Inter‐annual Declines of Terrestrial Net Primary Production and Carbon Use Efficiency: Global Patterns and Hotspots over 2000 ‐ 2014

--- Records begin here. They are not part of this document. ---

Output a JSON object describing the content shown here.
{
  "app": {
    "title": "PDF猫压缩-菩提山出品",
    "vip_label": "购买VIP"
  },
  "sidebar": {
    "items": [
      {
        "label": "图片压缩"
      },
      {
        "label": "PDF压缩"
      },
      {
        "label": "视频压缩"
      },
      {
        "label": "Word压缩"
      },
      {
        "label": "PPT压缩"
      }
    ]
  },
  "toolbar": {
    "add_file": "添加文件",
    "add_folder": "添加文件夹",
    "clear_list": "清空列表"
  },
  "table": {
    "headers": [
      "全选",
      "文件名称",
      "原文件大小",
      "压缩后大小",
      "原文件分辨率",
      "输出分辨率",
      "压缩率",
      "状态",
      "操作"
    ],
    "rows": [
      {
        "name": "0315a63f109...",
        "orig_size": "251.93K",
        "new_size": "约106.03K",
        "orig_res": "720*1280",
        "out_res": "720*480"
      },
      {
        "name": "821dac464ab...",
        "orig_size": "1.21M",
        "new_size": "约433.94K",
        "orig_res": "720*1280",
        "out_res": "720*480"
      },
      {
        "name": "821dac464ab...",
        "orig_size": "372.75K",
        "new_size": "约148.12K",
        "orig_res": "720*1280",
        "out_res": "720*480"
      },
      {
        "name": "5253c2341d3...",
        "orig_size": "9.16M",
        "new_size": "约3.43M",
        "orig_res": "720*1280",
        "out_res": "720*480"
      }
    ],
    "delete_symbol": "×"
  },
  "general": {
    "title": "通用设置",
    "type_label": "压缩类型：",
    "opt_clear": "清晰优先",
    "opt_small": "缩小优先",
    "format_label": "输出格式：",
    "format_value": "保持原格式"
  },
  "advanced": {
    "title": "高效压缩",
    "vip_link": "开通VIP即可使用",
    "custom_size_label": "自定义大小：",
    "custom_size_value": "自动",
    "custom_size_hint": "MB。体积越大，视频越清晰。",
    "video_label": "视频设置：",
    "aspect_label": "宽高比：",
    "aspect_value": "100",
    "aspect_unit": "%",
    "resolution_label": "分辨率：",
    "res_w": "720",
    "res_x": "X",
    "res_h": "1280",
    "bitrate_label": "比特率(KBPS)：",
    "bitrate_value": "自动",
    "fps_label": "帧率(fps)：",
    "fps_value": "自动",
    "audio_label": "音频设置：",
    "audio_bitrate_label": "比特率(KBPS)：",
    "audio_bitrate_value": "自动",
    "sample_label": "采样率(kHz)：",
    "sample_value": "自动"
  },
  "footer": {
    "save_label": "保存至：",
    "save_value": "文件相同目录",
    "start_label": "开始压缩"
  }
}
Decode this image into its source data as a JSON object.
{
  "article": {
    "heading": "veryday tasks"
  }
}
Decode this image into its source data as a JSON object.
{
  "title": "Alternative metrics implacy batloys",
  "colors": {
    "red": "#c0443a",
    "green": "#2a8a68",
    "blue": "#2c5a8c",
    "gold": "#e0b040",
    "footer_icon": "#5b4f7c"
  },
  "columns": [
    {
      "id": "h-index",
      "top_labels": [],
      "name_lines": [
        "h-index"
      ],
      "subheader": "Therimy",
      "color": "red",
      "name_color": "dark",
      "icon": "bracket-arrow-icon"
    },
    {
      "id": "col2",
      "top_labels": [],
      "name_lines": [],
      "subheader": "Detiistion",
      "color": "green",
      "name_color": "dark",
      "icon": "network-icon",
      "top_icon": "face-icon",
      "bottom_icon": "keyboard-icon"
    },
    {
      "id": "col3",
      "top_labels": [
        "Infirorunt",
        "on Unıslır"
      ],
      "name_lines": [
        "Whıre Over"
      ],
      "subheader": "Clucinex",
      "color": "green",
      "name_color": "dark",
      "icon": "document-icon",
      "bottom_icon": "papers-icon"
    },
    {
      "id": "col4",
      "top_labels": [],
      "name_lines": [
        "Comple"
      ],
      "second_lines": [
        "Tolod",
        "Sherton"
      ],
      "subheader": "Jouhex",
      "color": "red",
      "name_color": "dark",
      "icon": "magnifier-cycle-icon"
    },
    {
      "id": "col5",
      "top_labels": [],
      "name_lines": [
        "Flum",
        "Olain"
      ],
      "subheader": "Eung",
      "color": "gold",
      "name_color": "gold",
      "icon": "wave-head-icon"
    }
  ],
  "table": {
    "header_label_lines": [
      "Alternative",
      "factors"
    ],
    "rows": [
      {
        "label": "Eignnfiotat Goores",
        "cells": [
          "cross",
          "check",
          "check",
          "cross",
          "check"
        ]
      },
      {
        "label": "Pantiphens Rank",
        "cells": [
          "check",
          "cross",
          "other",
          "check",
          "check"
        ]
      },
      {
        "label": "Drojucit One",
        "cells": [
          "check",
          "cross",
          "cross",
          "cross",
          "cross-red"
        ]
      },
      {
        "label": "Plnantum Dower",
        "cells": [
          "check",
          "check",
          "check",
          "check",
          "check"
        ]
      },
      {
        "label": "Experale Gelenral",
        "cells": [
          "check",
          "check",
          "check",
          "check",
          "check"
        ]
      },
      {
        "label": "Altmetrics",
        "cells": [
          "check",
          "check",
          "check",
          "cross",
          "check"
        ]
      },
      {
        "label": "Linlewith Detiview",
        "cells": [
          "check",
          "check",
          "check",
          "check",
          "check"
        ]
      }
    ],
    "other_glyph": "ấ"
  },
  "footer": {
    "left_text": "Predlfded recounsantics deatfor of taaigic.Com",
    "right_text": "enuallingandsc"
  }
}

Terrestrial net primary production (NPP) generates products of biological origin, on which much of other ecosystem services depend. The primary production provides a basis for food production, biogeochemical cycles, carbon sequestration and and habitats for diverse species. This study examined the global pattern of inter-annual NPP and vegetation's carbon use efficiency (CUE) over the Earth’s terrestrial surface; thereby identify geographical hotspots of primary production degradation for better targeting in the restoration of degraded terrestrial ecosystems. We used MODIS17A3 data (1 km resolution) for calculating inter-annual trends of NPP and CUE (approximated by the NPP/GPP ratio) over 2000-2014. We found that about 13.8 million km2 of the global land has been with significant NPP decline (p < 0.05). Of the declining NPP areas there has been 4.8 million km2 (35%) being with the negative trend of CUE (p < 0.05), which are hotspots of biological production degradation. These hotspot areas are mainly distributed in the humid tropics of Southeast Asia (Malaysia, Indonesia and Philippines) and Western Amazon basin, as well as Southern Russia and Western Kazakhstan. The persistent trend of NPP/GPP ratio observed challenges the widely held assumption that given a location the ratio is stable over time and space, such as with many global ecosystem models. We also identified the factors controlling the changes of this ratio that includes climatic, land use and cover transitions. These hotspots need priority actions in both in-depth research and management measures to combat terrestrial ecosystem degradation.